David Ginola is running for president of FIFA! Or at least that's what he says. Saying he "has nothing to lose," the former French international footballer and Tottenham Hotspur star has announced that he's throwing his hat into the ring to challenge incumbent FIFA president Sepp Blatter in elections that will take place later in 2015.
Ginola's candidacy is, at first blush, a breath of fresh air in an election process that already seems stale, corrupt, and pre-determined. Public opinion about FIFA under Sepp Blatter is extremely low after recent years have revealed numerous corruption scandals: former committee member Chuck Blazer has admitted to taking and receiving bribes in the past, and the bidding processes for the 2018 and 2022 World Cups in Russia and Qatar respectively were almost certainly influenced more by money and corruption than by democratic votes. FIFA's ethics investigator Michael Garcia recently resigned after FIFA refused to let him rebut a summarized (and apparently twisted) version of his own report on the 2018 and 2022 Cups. At present, Ginola would be up against Blatter, who is running for a fifth term as FIFA chairman, former FIFA deputy secretary Jerome Champagne, and Jordan's Prince Ali Bin Al Hussein.
However, there are already questions being asked about the legitimacy and seriousness of his bid. The Telegraph is reporting that Ginola is being paid £250,000 by bookmaker Paddy Power to fund his campaign, which could signal a conflict of interest or that his bid is a glorified publicity stunt. Moreover, Ginola would likely be the least qualified candidate: when interviewed about his campaign, Ginola admitted that he didn't know very much about FIFA or how the organization was run, and he was unable to name a single member of FIFA's current executive committee.
That clearly hasn't dampened his enthusiasm for the bid. While Ginola hasn't received any public backing from any of the FIFA football federations (UEFA, CONCACAF, AFC, CAF, OFC, or CONMEBOL), Ginola's high name recognition and recent comments about his candidacy indicate a populist campaign centered around attracting common football fans to his cause. In a YouTube video announcing his run (that features prominent Paddy Power branding), Ginola announced that he's running for the FIFA presidency "because like you, I love football... we all know the FIFA system isn't working. The game needs to change."
Ginola's bid isn't assured yet. Without major support from federations or highly influential people connected to FIFA or to world football, he faces a steeply uphill battle against firmly entrenched opponents with gobs of money. Ginola has promised that he will learn more about the FIFA and its organizational structure before the elections, but he still needs support from five of FIFA's federations in order to formally run. The deadline for submitting all documents and support is January 29, just 13 days away, making this an extremely daunting task. Even fellow Frenchman Arsene Wenger has admitted that Ginola "has very little chance" of success. It remains to be seen whether Ginola will receive the financial support needed from a populist campaign to effectively mount a dark-horse campaign for one of world sports' most entrenched organizations.

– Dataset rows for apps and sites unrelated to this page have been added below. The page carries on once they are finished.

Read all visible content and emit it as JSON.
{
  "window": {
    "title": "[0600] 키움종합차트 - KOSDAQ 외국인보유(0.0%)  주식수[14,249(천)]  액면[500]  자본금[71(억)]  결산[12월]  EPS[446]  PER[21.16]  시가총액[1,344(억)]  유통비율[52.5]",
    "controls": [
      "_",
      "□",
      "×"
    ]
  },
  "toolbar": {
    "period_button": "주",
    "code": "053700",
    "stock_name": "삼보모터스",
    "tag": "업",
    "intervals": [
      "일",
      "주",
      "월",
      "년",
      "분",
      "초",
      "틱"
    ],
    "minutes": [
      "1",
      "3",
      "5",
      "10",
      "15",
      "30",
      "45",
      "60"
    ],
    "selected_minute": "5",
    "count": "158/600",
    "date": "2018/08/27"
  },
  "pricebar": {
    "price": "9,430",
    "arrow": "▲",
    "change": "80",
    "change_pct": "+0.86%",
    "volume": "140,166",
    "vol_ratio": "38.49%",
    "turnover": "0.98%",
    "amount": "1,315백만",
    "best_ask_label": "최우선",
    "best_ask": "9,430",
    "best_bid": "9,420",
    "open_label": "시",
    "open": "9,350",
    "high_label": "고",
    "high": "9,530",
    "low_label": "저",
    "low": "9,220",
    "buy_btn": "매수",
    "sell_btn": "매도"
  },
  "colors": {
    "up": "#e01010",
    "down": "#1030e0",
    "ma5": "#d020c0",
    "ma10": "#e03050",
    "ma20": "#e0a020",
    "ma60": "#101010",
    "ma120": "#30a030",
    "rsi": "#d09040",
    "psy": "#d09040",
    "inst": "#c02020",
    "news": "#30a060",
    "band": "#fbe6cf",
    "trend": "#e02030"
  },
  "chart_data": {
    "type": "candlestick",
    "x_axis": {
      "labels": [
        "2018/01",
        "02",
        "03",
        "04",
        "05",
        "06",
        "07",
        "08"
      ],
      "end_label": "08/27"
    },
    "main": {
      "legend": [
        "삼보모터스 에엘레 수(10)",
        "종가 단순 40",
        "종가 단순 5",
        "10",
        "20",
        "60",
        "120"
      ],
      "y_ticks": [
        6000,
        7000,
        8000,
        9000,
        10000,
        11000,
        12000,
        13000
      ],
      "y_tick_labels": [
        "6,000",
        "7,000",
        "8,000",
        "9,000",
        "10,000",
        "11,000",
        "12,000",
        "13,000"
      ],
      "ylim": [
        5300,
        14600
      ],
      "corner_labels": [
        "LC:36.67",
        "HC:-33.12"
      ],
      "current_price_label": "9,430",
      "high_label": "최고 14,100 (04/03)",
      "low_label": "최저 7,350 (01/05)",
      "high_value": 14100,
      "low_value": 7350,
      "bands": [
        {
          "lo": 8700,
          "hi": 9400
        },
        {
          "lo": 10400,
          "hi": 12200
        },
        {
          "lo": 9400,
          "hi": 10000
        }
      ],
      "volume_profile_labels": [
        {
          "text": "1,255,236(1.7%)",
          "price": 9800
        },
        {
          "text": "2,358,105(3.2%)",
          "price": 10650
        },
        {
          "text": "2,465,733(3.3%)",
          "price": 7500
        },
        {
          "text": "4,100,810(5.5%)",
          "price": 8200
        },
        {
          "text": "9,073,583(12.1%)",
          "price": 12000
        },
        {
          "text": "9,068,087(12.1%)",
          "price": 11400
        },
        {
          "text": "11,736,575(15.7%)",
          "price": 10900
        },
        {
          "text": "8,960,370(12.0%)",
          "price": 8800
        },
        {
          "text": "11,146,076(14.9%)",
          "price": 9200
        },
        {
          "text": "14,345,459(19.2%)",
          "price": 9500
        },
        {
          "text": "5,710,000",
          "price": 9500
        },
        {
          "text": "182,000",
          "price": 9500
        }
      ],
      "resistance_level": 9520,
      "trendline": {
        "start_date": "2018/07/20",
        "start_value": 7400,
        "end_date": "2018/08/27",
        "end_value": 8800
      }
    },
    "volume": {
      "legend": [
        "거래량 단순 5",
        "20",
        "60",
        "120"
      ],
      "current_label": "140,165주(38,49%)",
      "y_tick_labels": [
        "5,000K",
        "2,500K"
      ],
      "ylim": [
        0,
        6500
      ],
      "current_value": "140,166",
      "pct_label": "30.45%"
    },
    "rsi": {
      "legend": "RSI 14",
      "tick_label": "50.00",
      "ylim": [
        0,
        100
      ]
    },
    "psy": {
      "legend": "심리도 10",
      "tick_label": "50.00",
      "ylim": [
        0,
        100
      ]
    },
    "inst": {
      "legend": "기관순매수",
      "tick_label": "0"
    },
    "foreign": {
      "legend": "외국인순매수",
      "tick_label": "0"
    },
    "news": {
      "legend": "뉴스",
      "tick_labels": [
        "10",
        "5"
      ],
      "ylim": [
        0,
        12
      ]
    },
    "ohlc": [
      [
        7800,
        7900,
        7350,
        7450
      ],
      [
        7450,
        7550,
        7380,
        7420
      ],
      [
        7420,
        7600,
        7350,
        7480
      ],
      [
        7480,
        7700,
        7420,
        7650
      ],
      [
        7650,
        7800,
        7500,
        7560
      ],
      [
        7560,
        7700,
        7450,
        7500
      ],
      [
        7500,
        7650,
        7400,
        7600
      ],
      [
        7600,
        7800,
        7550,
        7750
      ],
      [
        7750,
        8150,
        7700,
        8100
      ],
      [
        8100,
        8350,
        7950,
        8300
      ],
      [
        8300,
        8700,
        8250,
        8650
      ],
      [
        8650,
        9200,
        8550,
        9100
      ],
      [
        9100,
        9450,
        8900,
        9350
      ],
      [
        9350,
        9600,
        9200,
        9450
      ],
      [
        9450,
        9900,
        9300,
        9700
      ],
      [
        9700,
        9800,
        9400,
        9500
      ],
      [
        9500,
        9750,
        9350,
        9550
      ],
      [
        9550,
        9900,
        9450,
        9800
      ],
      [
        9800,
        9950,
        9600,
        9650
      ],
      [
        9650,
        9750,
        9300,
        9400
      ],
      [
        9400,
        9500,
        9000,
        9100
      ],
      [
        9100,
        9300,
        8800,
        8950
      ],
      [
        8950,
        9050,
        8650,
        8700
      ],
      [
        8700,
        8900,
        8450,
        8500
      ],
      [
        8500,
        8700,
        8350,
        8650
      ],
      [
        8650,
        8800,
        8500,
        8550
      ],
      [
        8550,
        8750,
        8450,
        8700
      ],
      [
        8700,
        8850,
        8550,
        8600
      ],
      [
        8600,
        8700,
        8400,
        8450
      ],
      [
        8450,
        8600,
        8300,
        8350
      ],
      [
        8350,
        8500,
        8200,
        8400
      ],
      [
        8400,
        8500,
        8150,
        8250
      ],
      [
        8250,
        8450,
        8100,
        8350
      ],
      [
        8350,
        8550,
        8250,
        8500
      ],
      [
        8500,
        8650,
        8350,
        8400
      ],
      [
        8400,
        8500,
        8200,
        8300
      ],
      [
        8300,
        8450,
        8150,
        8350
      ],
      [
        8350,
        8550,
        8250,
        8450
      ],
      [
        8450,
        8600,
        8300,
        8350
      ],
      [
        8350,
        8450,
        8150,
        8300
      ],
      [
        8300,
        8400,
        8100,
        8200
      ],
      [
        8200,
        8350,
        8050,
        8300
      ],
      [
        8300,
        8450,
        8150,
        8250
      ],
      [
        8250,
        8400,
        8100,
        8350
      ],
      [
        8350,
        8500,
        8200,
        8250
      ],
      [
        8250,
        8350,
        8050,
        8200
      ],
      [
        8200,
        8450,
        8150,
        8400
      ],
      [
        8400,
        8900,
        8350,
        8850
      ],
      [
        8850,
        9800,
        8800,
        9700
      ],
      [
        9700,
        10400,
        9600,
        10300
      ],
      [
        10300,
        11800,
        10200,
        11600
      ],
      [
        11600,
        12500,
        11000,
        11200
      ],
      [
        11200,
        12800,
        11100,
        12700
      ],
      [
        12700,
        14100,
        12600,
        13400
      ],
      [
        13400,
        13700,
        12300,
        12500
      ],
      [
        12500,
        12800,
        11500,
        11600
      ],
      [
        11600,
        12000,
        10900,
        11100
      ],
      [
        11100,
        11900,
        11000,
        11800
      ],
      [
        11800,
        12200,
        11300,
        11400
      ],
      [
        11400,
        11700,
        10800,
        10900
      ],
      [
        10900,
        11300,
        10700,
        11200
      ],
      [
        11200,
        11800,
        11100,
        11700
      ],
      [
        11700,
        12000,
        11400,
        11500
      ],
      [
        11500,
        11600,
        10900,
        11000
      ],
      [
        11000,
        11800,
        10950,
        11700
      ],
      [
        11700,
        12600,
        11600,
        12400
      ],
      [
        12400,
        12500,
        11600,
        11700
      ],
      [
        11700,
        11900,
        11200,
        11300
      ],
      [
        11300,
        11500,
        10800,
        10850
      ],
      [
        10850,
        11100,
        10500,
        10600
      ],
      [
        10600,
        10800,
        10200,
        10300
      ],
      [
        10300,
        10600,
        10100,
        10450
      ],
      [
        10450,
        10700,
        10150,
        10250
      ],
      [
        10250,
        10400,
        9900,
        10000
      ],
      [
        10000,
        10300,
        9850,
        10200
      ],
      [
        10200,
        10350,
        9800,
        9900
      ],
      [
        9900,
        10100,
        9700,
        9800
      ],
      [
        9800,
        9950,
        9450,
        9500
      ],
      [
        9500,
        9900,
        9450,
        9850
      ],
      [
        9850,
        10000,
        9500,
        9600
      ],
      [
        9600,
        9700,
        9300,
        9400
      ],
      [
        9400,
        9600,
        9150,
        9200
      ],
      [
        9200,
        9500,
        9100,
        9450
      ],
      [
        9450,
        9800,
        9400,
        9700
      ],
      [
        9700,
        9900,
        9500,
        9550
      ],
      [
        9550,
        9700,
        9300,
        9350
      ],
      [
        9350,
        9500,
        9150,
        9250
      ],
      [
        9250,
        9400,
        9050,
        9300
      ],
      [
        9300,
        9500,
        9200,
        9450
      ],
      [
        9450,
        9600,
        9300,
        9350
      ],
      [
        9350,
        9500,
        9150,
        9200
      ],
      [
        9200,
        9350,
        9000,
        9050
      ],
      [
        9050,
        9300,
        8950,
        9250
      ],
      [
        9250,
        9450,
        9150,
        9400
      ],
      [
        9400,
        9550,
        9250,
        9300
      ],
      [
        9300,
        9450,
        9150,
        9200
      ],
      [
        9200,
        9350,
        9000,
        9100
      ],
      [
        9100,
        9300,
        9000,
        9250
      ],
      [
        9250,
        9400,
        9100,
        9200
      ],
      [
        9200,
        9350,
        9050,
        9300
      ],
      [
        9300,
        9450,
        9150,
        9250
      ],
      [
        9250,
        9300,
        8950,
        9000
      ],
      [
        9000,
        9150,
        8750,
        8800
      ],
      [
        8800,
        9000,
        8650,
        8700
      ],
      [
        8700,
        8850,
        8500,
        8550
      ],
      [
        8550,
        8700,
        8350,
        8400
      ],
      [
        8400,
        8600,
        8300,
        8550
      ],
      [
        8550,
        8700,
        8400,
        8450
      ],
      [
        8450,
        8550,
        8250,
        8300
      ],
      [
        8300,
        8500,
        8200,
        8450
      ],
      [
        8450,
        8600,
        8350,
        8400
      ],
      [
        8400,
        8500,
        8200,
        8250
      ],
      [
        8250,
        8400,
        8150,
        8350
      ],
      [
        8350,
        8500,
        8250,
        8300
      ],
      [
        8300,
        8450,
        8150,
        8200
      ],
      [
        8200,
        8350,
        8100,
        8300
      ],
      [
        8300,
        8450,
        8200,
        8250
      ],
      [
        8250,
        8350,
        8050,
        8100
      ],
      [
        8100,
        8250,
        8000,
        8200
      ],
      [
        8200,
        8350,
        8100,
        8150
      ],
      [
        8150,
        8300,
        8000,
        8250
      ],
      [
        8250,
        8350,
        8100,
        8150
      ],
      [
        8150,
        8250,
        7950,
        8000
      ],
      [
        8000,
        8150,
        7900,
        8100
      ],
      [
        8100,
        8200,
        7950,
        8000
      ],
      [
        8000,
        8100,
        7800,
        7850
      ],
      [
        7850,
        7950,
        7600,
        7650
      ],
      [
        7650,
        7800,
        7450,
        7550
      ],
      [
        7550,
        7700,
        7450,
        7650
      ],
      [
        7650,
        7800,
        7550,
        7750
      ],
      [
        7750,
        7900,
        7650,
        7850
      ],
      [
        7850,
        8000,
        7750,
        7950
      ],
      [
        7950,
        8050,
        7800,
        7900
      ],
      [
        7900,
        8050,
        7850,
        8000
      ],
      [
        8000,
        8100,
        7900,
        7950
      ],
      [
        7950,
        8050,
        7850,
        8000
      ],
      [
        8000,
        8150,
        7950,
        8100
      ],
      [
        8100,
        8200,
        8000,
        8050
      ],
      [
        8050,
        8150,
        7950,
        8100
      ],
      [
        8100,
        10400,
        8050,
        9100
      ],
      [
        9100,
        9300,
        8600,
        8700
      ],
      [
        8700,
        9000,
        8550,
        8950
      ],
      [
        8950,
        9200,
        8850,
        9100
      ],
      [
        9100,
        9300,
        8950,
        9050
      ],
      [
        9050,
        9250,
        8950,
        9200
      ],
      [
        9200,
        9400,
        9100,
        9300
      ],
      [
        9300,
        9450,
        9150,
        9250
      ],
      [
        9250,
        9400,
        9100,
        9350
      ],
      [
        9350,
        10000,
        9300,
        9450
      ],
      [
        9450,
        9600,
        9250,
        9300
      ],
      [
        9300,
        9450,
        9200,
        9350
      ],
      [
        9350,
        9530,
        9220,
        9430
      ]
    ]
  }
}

Ginola earned 17 caps for the French international team during his career, and played in 100 matches with Tottenham Hotspur, winning the League Cup with Spurs in 1999. He is acknowledged as a Tottenham legend and is beloved by Spurs fans. Ginola also played for PSG, Newcastle United, Aston Villa, and Everton.